For all the differences between these two news outlets, the headlines were remarkably similar. Oxford, Michigan has joined an increasingly long list of communities in the United States scarred by a mass shooting in a local school. Less than eight hours later a second shooting took place in Humboldt, Tennessee following two basketball games at Humboldt High School. One adult was killed, a second medevacked to Memphis where he underwent surgery. Several others received minor injuries.
The responses are predictable: “Top Michigan Senate Republican urges ‘balance’ as Democrats push for change in wake of Oxford school shooting” (https://www.mlive.com/public-interest/2021/12/top-michigan-senate-republican-urges-balance-as-democrats-push-for-change-in-wake-of-oxford-school-shooting.html). The Senate paused for a moment of silence after a speech by Sen. Rosemary Bayer, D-Beverly Hills, who once resided in Oxford and continues to represent the community. A discussion is underway in the White House concerning whether President Biden will visit the grieving families. We can be assured there will be candlelight vigils, more moments of silence and promises of prayers for the victim’s families—and nothing will change.
These two incidents make 29 school shootings on school property (K-12) the USA during 2021. That is down from 2020, when there were “only” 10, probably because many schools were not in session much of the year because of COVID. Both 2019 and 2018 had 24. Two school shootings a month have become the norm in the United States (https://www.edweek.org/leadership/school-shootings-this-year-how-many-and-where/2021/03). The prosecutor in the Michigan case, Karen McDonald, was right when she told reporters we have become “desensitized to school shootings.”
According to news reports, the weapon used in the Michigan incident was a semiautomatic 9mm Sig Sauer SP2022 pistol. The suspect, Ethan Crumbley, is a 15 year-old sophomore who will be tried as an adult. The gun was purchased four days earlier by the young man’s father.
I must confess, I’m not much of an expert on guns, but I have to ask: how does a fifteen year old manage to acquire such a destructive weapon and carry it around without supervision? The young man cannot legally purchase either cigarettes or a beer, yet he somehow is able to smuggle such a powerful weapon onto his school campus. And many Americans are concerned that passing laws to make this behavior more difficult somehow violates their “Second Amendment Rights.”
A Facebook friend of mine posted today that the Second Amendment has become an idolatry. He then posts the Merriam-Webster definition of the word “idolatry”: (1) the worship of a physical object as a god and (2) immoderate attachment or devotion to something. I think he’s right– guns have become a god in America. Many place their trust in them rather than God for security. Gun owners in many cases are “immoderately” attached or devoted to them. They will do everything in their power to defend their god.
The interesting thing about an idol is that sooner or later it will demand the sacrifice of the worshipper’s children.

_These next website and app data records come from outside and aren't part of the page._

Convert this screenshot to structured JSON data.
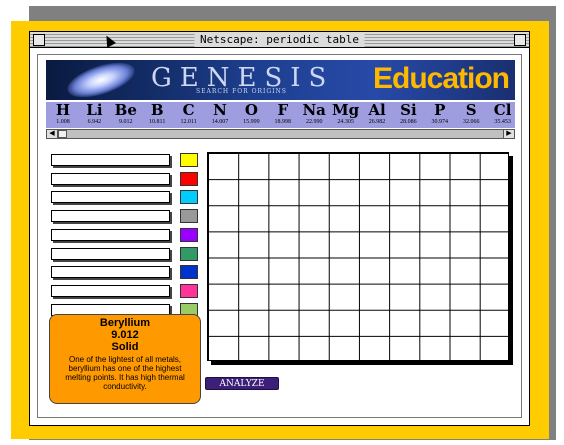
{
  "window": {
    "title": "Netscape: periodic table"
  },
  "banner": {
    "logo_text": "GENESIS",
    "tagline": "SEARCH FOR ORIGINS",
    "section": "Education"
  },
  "elements": [
    {
      "symbol": "H",
      "mass": "1.008"
    },
    {
      "symbol": "Li",
      "mass": "6.942"
    },
    {
      "symbol": "Be",
      "mass": "9.012"
    },
    {
      "symbol": "B",
      "mass": "10.811"
    },
    {
      "symbol": "C",
      "mass": "12.011"
    },
    {
      "symbol": "N",
      "mass": "14.007"
    },
    {
      "symbol": "O",
      "mass": "15.999"
    },
    {
      "symbol": "F",
      "mass": "18.998"
    },
    {
      "symbol": "Na",
      "mass": "22.990"
    },
    {
      "symbol": "Mg",
      "mass": "24.305"
    },
    {
      "symbol": "Al",
      "mass": "26.982"
    },
    {
      "symbol": "Si",
      "mass": "28.086"
    },
    {
      "symbol": "P",
      "mass": "30.974"
    },
    {
      "symbol": "S",
      "mass": "32.066"
    },
    {
      "symbol": "Cl",
      "mass": "35.453"
    }
  ],
  "scroll_icons": {
    "left": "left-arrow-icon",
    "right": "right-arrow-icon"
  },
  "swatch_colors": [
    "#ffff00",
    "#ff0000",
    "#00ccff",
    "#999999",
    "#9900ff",
    "#339966",
    "#0033cc",
    "#ff3399",
    "#99cc66"
  ],
  "info": {
    "name": "Beryllium",
    "weight": "9.012",
    "state": "Solid",
    "description": "One of the lightest of all metals, beryllium has one of the highest melting points.  It has high thermal conductivity."
  },
  "analyze": {
    "label": "ANALYZE"
  }
}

The worship of both the Canaanite gods Baal and Moloch required the sacrifice of children. Those in the grip of addiction, where a substance (alcohol, drugs) or a behavior (gambling, sex) become a god will eventually sacrifice their children’s well-being to gain a “fix.” Too often we send our young men and women off to wars where they are killed, not in the pursuit of justice as St. Augustine promoted, but to secure natural resources like oil to keep up our materialistic lifestyles.
I find it highly ironic that the very Americans who are most emphatic about the “Right to Life of the Unborn,” which they portray as the slaughter of innocent children, are also the most opposed to reasonable gun control laws to reduce the slaughter of innocent children on the school campuses of our nation.
How many children have to be sacrificed before we end this madness?